There are few things prettier than fluffy white clouds floating in a blue sky. We tend to think of such clouds as having no more substance than fog. However, clouds are actually pretty hefty. The average cumulus cloud—made out of water droplets—weighs 550 metric tonnes (500 tons).
Such a hefty behemoth can float because the atmosphere around it is pretty heavy. It’s easy to forget that we and the cumulus cloud exist close to the bottom of the atmosphere. Air molecules have weight, and its air pressure is roughly 1 kilogram (2.2 lb) per square centimeter, or 17.2 metric tonnes (15.5 tons).
That’s quite a lot of force against a typical 168 centimeter (5’6″), 63.5 kilogram (140 lb) human. We aren’t crushed by this weight though. Because it presses equally over both the inside and outside of our bodies.Also, air is a fluid just like water. This allows the Archimedes Principle to come into play.

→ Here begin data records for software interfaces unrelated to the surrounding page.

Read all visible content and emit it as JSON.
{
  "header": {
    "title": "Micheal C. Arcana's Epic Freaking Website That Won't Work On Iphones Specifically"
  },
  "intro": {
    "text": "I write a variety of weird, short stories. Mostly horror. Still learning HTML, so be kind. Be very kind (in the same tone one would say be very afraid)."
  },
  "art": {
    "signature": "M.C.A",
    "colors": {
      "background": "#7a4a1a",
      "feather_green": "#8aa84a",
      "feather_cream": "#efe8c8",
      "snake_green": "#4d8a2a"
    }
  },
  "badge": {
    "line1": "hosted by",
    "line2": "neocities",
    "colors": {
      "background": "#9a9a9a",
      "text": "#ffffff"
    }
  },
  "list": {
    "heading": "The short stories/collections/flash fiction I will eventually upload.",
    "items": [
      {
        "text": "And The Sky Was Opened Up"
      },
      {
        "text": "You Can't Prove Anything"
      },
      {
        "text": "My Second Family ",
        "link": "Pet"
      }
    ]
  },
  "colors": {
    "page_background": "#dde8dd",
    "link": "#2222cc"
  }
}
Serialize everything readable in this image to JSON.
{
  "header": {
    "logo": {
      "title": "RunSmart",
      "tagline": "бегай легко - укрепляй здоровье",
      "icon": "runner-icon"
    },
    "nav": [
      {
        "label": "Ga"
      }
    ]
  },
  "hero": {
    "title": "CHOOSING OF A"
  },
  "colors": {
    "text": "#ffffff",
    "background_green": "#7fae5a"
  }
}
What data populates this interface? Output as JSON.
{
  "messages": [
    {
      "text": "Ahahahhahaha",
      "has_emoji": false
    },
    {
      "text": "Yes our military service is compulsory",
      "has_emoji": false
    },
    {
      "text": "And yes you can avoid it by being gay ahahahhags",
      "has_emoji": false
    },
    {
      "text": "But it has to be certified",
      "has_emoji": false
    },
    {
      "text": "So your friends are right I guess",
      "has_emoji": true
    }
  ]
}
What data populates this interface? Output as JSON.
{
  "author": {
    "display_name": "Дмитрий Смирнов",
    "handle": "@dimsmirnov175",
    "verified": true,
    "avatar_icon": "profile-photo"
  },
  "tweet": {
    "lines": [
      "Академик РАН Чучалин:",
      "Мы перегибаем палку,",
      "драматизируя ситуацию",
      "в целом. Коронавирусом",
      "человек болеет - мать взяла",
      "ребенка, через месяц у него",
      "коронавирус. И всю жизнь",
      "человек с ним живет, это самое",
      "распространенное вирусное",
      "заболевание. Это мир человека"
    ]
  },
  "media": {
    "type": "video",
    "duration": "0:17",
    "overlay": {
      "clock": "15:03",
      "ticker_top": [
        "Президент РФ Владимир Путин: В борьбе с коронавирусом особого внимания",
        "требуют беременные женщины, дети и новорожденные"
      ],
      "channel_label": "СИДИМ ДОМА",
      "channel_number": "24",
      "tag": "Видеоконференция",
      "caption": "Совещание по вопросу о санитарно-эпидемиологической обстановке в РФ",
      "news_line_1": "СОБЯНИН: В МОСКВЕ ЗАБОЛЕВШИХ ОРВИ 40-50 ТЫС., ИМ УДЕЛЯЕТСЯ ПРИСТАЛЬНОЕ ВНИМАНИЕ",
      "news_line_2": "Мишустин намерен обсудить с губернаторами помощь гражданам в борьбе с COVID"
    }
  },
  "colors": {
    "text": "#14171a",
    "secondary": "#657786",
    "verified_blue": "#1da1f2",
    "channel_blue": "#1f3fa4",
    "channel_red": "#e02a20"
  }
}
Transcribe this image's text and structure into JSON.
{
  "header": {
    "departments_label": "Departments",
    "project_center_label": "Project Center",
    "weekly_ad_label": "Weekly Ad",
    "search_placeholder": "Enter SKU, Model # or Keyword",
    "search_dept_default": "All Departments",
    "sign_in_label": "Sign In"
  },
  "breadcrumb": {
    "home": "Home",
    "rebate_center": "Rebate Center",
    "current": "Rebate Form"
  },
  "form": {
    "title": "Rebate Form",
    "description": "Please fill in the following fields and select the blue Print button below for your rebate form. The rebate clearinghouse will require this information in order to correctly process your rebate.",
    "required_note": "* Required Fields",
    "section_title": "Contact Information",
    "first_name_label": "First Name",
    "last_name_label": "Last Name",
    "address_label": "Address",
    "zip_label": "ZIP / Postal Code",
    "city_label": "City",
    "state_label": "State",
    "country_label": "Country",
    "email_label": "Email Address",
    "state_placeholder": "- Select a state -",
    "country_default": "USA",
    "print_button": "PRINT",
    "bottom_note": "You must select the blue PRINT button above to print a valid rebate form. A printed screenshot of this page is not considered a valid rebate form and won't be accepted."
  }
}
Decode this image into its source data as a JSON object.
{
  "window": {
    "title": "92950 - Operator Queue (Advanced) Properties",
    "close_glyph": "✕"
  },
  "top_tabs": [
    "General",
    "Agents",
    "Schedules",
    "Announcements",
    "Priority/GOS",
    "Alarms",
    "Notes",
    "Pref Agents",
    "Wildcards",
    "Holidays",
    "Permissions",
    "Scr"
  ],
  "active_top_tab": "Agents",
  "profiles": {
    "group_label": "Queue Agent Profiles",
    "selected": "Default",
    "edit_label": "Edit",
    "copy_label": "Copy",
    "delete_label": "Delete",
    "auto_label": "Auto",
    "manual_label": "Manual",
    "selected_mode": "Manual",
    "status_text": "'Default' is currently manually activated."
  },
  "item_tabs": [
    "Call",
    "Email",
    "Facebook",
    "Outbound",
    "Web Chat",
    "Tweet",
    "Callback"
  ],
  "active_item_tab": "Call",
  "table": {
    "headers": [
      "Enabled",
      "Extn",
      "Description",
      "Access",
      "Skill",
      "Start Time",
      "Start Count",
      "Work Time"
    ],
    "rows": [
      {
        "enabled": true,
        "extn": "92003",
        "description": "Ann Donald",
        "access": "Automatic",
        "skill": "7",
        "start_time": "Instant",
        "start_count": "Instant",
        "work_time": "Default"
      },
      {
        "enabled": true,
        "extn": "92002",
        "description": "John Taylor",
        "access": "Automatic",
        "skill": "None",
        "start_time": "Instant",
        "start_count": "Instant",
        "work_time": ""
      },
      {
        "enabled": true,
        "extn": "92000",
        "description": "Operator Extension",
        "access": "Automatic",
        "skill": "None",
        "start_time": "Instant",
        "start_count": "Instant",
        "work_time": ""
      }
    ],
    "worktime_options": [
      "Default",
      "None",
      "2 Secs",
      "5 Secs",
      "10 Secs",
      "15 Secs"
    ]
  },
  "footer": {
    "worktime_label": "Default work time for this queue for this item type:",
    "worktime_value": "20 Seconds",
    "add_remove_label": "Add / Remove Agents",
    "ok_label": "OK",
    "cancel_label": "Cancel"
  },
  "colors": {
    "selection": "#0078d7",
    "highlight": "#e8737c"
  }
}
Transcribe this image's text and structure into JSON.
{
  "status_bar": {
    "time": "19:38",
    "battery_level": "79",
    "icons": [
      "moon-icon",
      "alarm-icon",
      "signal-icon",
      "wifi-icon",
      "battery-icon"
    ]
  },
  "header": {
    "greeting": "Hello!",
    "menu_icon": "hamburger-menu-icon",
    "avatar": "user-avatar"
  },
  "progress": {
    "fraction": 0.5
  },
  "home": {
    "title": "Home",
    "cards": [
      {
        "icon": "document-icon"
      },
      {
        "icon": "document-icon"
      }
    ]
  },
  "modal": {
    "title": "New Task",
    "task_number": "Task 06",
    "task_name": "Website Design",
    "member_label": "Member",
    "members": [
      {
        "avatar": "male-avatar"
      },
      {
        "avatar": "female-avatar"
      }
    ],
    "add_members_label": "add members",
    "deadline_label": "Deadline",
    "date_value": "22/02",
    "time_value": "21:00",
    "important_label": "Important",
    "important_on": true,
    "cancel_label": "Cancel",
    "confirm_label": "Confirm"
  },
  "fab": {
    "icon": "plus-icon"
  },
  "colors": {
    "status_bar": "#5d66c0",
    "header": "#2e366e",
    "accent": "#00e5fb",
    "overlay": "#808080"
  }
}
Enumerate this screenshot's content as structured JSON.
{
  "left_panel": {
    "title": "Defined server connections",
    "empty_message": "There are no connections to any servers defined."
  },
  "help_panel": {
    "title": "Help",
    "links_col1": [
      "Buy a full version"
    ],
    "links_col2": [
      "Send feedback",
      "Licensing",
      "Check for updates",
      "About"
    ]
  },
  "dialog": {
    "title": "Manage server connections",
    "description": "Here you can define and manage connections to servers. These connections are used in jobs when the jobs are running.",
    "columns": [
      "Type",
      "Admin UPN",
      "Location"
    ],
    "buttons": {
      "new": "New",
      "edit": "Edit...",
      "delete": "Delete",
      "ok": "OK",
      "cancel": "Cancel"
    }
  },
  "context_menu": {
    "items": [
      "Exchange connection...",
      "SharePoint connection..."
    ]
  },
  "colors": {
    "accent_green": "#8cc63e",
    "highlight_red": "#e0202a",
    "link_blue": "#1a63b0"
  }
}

The upward buoyant force on the cloud is equal to the weight of the air it displaces. This close to Earth’s surface, that multi-tonne cloud floats in the air for the same reason that a cruise ship floats on water.